Whilst it’s a fun game to spot similarities between fan-favourite franchises, Space Sweepers fails to find its own footing and it’s unique selling point. It’s a melting pot of everything and still ends up being about nothing. It struggles to keep viewers engaged with its little to no attempt in building its characters, and it doesn’t allow viewers to spend time and really get to know the characters on screen. When something devastating happens, Space Sweepers is quick to sweep (heh) it under the rug to allow for something new to crop up in its place. This mix bag introduces something new at every corner – like a sudden never before seen villain in the last 30 minutes of the show – instead of addressing the issues that were brought up prior. Even the villain’s motivation wasn’t explored, making the entire plot feel empty and pointless.
Following the success of Bong Joon-Ho’s Academy, Oscar and Golden Globe award-winning Parasite, movie-goers with impressions that the K-genre tend to be full of cheesy romance and pretty boys have broadened their perspective. Netflix has taken advantage of this by introducing horror K-films like #Alive and The Call. Space Sweepers is changing things up.
Like a number of other popular Korean films – again, think Parasite – Space Sweepers attempts to provide some social commentary and lessons for its viewers to take home. Cherish family, take care of Mother Earth and don’t be a greedy little prick are the film’s main lessons, but the show is unable to drive these lessons home because it tries to teach everything too quickly and all at once. By the end of the two hours, the messaging is left muddy and unclear. Space Sweepers is definitely one of those films that compresses too much into one when it could be a much stronger piece of entertainment with a series instead.
Plot twists in the film didn’t make any sense either. There weren’t any clues or foreshadowing to allude or back up the validity of the twists and turns. Again, Space Sweepers chooses to tell its viewers of what’s happening instead of showing them how and why these things are happening. For fans who love watching big space actions mainly for the exciting bits, Space Sweepers may be a worthwhile watch.

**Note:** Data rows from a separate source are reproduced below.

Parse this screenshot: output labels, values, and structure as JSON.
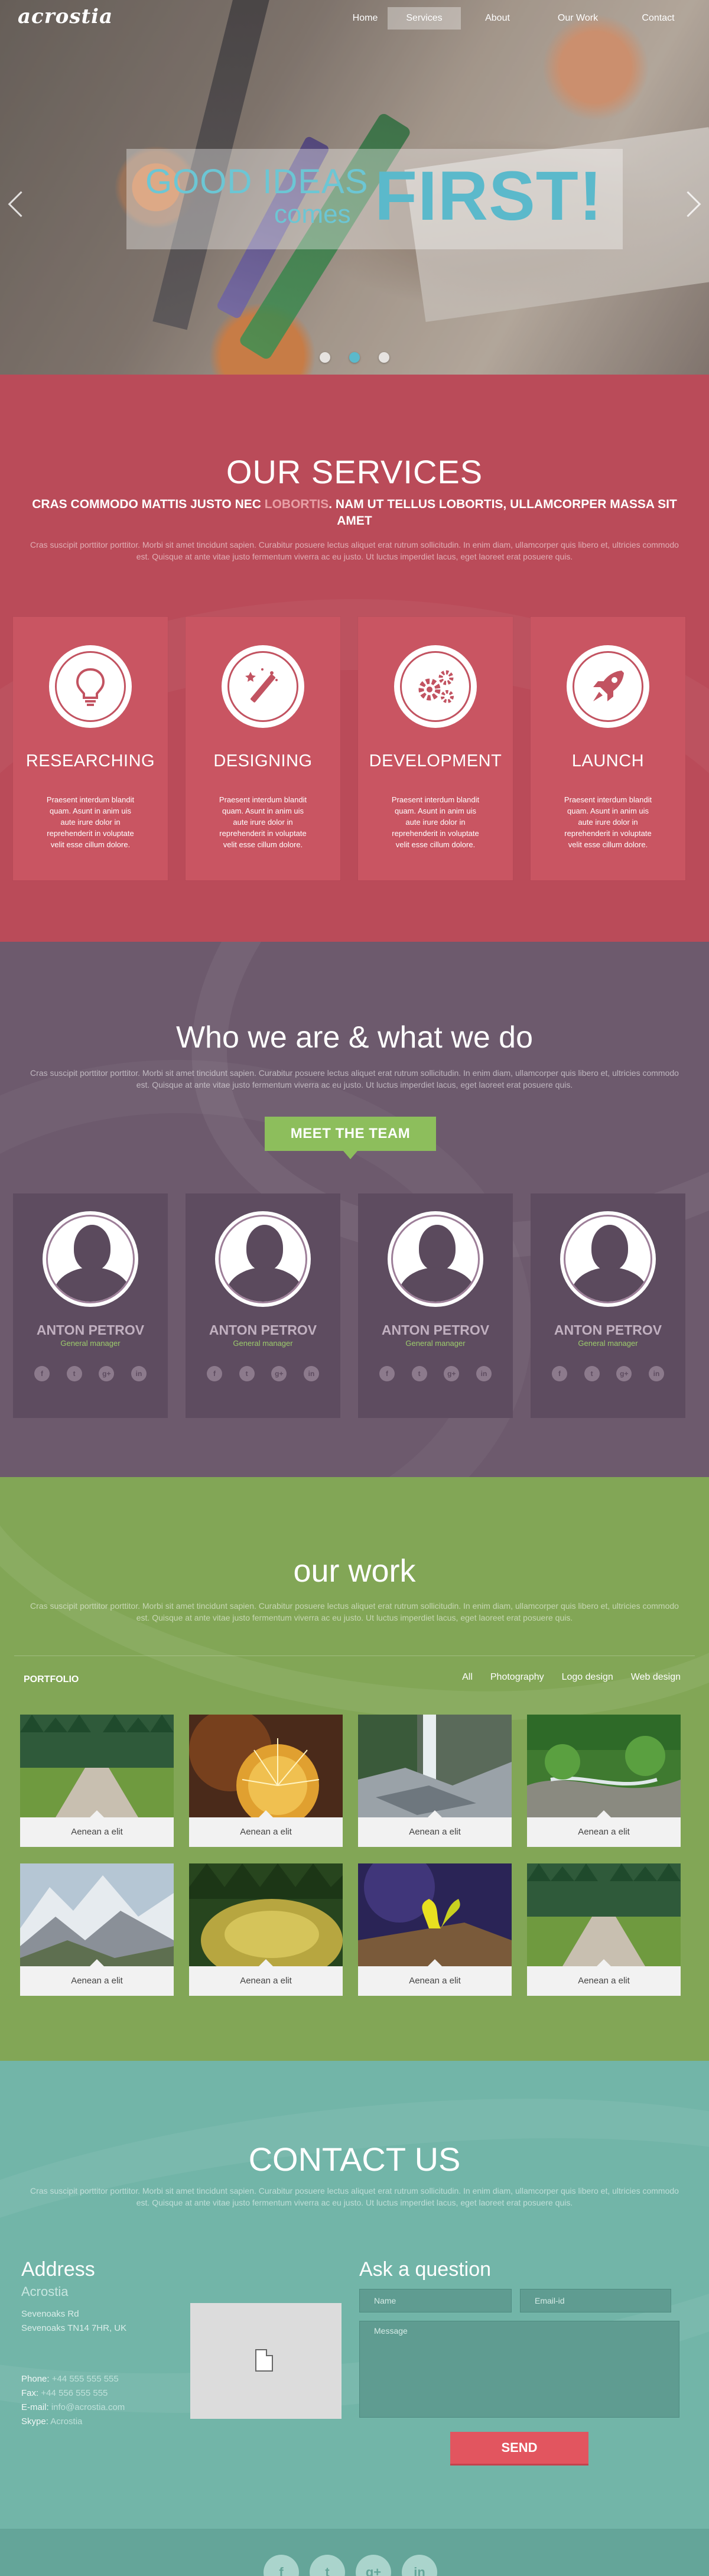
{
  "brand": {
    "logo": "acrostia"
  },
  "nav": {
    "items": [
      {
        "label": "Home",
        "active": false
      },
      {
        "label": "Services",
        "active": true
      },
      {
        "label": "About",
        "active": false
      },
      {
        "label": "Our Work",
        "active": false
      },
      {
        "label": "Contact",
        "active": false
      }
    ]
  },
  "hero": {
    "line1": "GOOD IDEAS",
    "line2": "comes",
    "line3": "FIRST!",
    "slide_count": 3,
    "active_slide": 2
  },
  "lorem": "Cras suscipit porttitor porttitor. Morbi sit amet tincidunt sapien. Curabitur posuere lectus aliquet erat rutrum sollicitudin. In enim diam, ullamcorper quis libero et, ultricies commodo est. Quisque at ante vitae justo fermentum viverra ac eu justo. Ut luctus imperdiet lacus, eget laoreet erat posuere quis.",
  "services": {
    "title": "OUR SERVICES",
    "sub_a": "CRAS COMMODO MATTIS JUSTO NEC ",
    "sub_highlight": "LOBORTIS",
    "sub_b": ". NAM UT TELLUS LOBORTIS, ULLAMCORPER MASSA SIT AMET",
    "lead": "Cras suscipit porttitor porttitor. Morbi sit amet tincidunt sapien. Curabitur posuere lectus aliquet erat rutrum sollicitudin. In enim diam, ullamcorper quis libero et, ultricies commodo est. Quisque at ante vitae justo fermentum viverra ac eu justo. Ut luctus imperdiet lacus, eget laoreet erat posuere quis.",
    "cards": [
      {
        "name": "RESEARCHING",
        "icon": "lightbulb-icon",
        "text": "Praesent interdum blandit quam. Asunt in anim uis aute irure dolor in reprehenderit in voluptate velit esse cillum dolore."
      },
      {
        "name": "DESIGNING",
        "icon": "magic-wand-icon",
        "text": "Praesent interdum blandit quam. Asunt in anim uis aute irure dolor in reprehenderit in voluptate velit esse cillum dolore."
      },
      {
        "name": "DEVELOPMENT",
        "icon": "gears-icon",
        "text": "Praesent interdum blandit quam. Asunt in anim uis aute irure dolor in reprehenderit in voluptate velit esse cillum dolore."
      },
      {
        "name": "LAUNCH",
        "icon": "rocket-icon",
        "text": "Praesent interdum blandit quam. Asunt in anim uis aute irure dolor in reprehenderit in voluptate velit esse cillum dolore."
      }
    ]
  },
  "team": {
    "title": "Who we are & what we do",
    "lead": "Cras suscipit porttitor porttitor. Morbi sit amet tincidunt sapien. Curabitur posuere lectus aliquet erat rutrum sollicitudin. In enim diam, ullamcorper quis libero et, ultricies commodo est. Quisque at ante vitae justo fermentum viverra ac eu justo. Ut luctus imperdiet lacus, eget laoreet erat posuere quis.",
    "button": "MEET THE TEAM",
    "members": [
      {
        "name": "ANTON PETROV",
        "role": "General manager"
      },
      {
        "name": "ANTON PETROV",
        "role": "General manager"
      },
      {
        "name": "ANTON PETROV",
        "role": "General manager"
      },
      {
        "name": "ANTON PETROV",
        "role": "General manager"
      }
    ],
    "social": [
      {
        "icon": "facebook-icon",
        "glyph": "f"
      },
      {
        "icon": "twitter-icon",
        "glyph": "t"
      },
      {
        "icon": "google-plus-icon",
        "glyph": "g+"
      },
      {
        "icon": "linkedin-icon",
        "glyph": "in"
      }
    ]
  },
  "work": {
    "title": "our work",
    "lead": "Cras suscipit porttitor porttitor. Morbi sit amet tincidunt sapien. Curabitur posuere lectus aliquet erat rutrum sollicitudin. In enim diam, ullamcorper quis libero et, ultricies commodo est. Quisque at ante vitae justo fermentum viverra ac eu justo. Ut luctus imperdiet lacus, eget laoreet erat posuere quis.",
    "portfolio_label": "PORTFOLIO",
    "filters": [
      "All",
      "Photography",
      "Logo design",
      "Web design"
    ],
    "items": [
      {
        "caption": "Aenean a elit",
        "scene": "forest-path"
      },
      {
        "caption": "Aenean a elit",
        "scene": "cactus"
      },
      {
        "caption": "Aenean a elit",
        "scene": "waterfall"
      },
      {
        "caption": "Aenean a elit",
        "scene": "green-river"
      },
      {
        "caption": "Aenean a elit",
        "scene": "mountains"
      },
      {
        "caption": "Aenean a elit",
        "scene": "mossy-rock"
      },
      {
        "caption": "Aenean a elit",
        "scene": "plant-sky"
      },
      {
        "caption": "Aenean a elit",
        "scene": "forest-path"
      }
    ]
  },
  "contact": {
    "title": "CONTACT US",
    "lead": "Cras suscipit porttitor porttitor. Morbi sit amet tincidunt sapien. Curabitur posuere lectus aliquet erat rutrum sollicitudin. In enim diam, ullamcorper quis libero et, ultricies commodo est. Quisque at ante vitae justo fermentum viverra ac eu justo. Ut luctus imperdiet lacus, eget laoreet erat posuere quis.",
    "address_title": "Address",
    "company": "Acrostia",
    "street": "Sevenoaks Rd",
    "city": "Sevenoaks TN14 7HR, UK",
    "phone_label": "Phone:",
    "phone": "+44 555 555 555",
    "fax_label": "Fax:",
    "fax": "+44 556 555 555",
    "email_label": "E-mail:",
    "email": "info@acrostia.com",
    "skype_label": "Skype:",
    "skype": "Acrostia",
    "ask_title": "Ask a question",
    "name_placeholder": "Name",
    "email_placeholder": "Email-id",
    "message_placeholder": "Message",
    "send": "SEND"
  },
  "footer": {
    "social": [
      {
        "icon": "facebook-icon",
        "glyph": "f"
      },
      {
        "icon": "twitter-icon",
        "glyph": "t"
      },
      {
        "icon": "google-plus-icon",
        "glyph": "g+"
      },
      {
        "icon": "linkedin-icon",
        "glyph": "in"
      }
    ]
  }
}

There aren’t many space-based action films other than Star Wars and Star Trek so Space Sweepers is a film that can be added to elongate the list. However, if storyline and world building is what is needed to keep you invested, the chances of you even crossing over to the second hour of Space Sweepers are slim.
With all that said, Space Sweepers had so much potential to be better, especially with the tongue-in-cheek humour, talented cast and beautiful space-action visuals that make the film an enjoyable watch for a space-nerd. It’s a shame that the film couldn’t find its own footing despite having multiple opportunities in its 2-hours long duration. If Space Sweepers were to be made into a series, we wouldn’t oppose, but as a film on its own, it’s not something one should keep on their top-three list, not even close.

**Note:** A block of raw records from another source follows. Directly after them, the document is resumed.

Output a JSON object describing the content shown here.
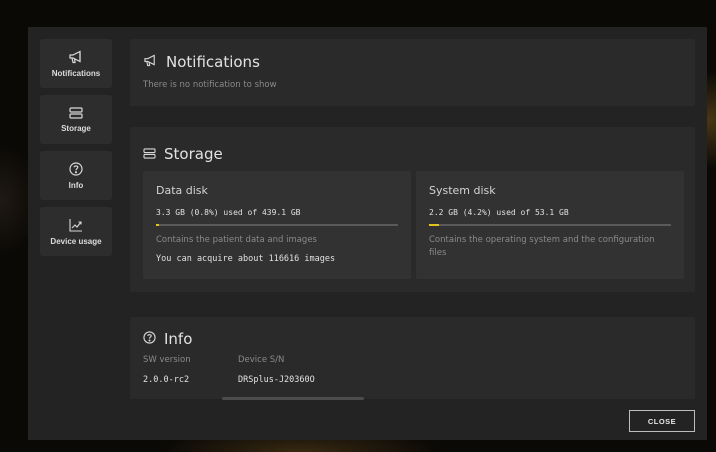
{
  "sidebar": {
    "items": [
      {
        "label": "Notifications",
        "icon": "megaphone-icon"
      },
      {
        "label": "Storage",
        "icon": "storage-icon"
      },
      {
        "label": "Info",
        "icon": "question-icon"
      },
      {
        "label": "Device usage",
        "icon": "trend-chart-icon"
      }
    ]
  },
  "notifications": {
    "title": "Notifications",
    "message": "There is no notification to show"
  },
  "storage": {
    "title": "Storage",
    "data_disk": {
      "title": "Data disk",
      "used": "3.3 GB (0.8%) used of 439.1 GB",
      "percent": 0.8,
      "description": "Contains the patient data and images",
      "extra": "You can acquire about 116616 images"
    },
    "system_disk": {
      "title": "System disk",
      "used": "2.2 GB (4.2%) used of 53.1 GB",
      "percent": 4.2,
      "description": "Contains the operating system and the configuration files"
    }
  },
  "info": {
    "title": "Info",
    "sw_version_label": "SW version",
    "sw_version": "2.0.0-rc2",
    "serial_label": "Device S/N",
    "serial": "DRSplus-J20360O"
  },
  "footer": {
    "close_label": "CLOSE"
  },
  "colors": {
    "accent": "#e3c21a",
    "dialog_bg": "#232323",
    "card_bg": "#2a2a2a"
  }
}
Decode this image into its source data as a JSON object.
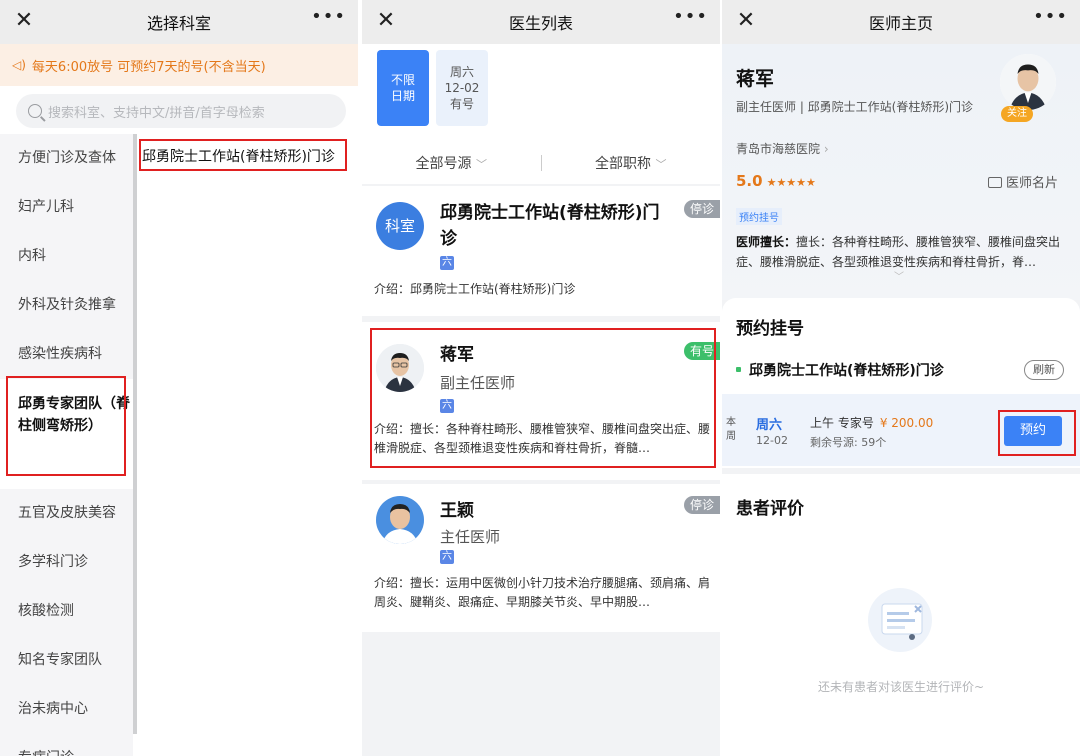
{
  "pane1": {
    "title": "选择科室",
    "notice": "每天6:00放号 可预约7天的号(不含当天)",
    "search_placeholder": "搜索科室、支持中文/拼音/首字母检索",
    "nav_items": [
      "方便门诊及查体",
      "妇产儿科",
      "内科",
      "外科及针灸推拿",
      "感染性疾病科",
      "邱勇专家团队（脊柱侧弯矫形）",
      "五官及皮肤美容",
      "多学科门诊",
      "核酸检测",
      "知名专家团队",
      "治未病中心",
      "专病门诊"
    ],
    "sub_item": "邱勇院士工作站(脊柱矫形)门诊"
  },
  "pane2": {
    "title": "医生列表",
    "date_all": [
      "不限",
      "日期"
    ],
    "date_sat": [
      "周六",
      "12-02",
      "有号"
    ],
    "filter_source": "全部号源",
    "filter_title": "全部职称",
    "cards": [
      {
        "avatar_text": "科室",
        "name": "邱勇院士工作站(脊柱矫形)门诊",
        "tag": "六",
        "intro": "介绍：邱勇院士工作站(脊柱矫形)门诊",
        "status": "停诊"
      },
      {
        "name": "蒋军",
        "title": "副主任医师",
        "tag": "六",
        "intro": "介绍：擅长：各种脊柱畸形、腰椎管狭窄、腰椎间盘突出症、腰椎滑脱症、各型颈椎退变性疾病和脊柱骨折，脊髓…",
        "status": "有号"
      },
      {
        "name": "王颖",
        "title": "主任医师",
        "tag": "六",
        "intro": "介绍：擅长：运用中医微创小针刀技术治疗腰腿痛、颈肩痛、肩周炎、腱鞘炎、跟痛症、早期膝关节炎、早中期股…",
        "status": "停诊"
      }
    ]
  },
  "pane3": {
    "title": "医师主页",
    "doctor_name": "蒋军",
    "doctor_title": "副主任医师 | 邱勇院士工作站(脊柱矫形)门诊",
    "hospital": "青岛市海慈医院",
    "rating": "5.0",
    "stars": "★★★★★",
    "card_link": "医师名片",
    "follow": "关注",
    "reg_tag": "预约挂号",
    "skill_label": "医师擅长：",
    "skill_text": "擅长：各种脊柱畸形、腰椎管狭窄、腰椎间盘突出症、腰椎滑脱症、各型颈椎退变性疾病和脊柱骨折，脊…",
    "booking_title": "预约挂号",
    "dept": "邱勇院士工作站(脊柱矫形)门诊",
    "refresh": "刷新",
    "week_mark": "本周",
    "slot_day": "周六",
    "slot_date": "12-02",
    "slot_kind": "上午 专家号",
    "slot_price": "¥ 200.00",
    "slot_left": "剩余号源: 59个",
    "book_btn": "预约",
    "reviews_title": "患者评价",
    "empty_text": "还未有患者对该医生进行评价~"
  },
  "colors": {
    "accent": "#3b82f6",
    "orange": "#e4781a",
    "green": "#3cbf6a",
    "red_box": "#e02020"
  }
}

GEEK SUMMARY SCORE
Space Sweepers tries to do it all, and achieves nothing at all. It’s a film deprived space-action fans can enjoy, but it had so much potential to be even more.
Story - 6/10
Direction - 7/10
Characterisation - 5/10
Geek Satisfaction - 6/10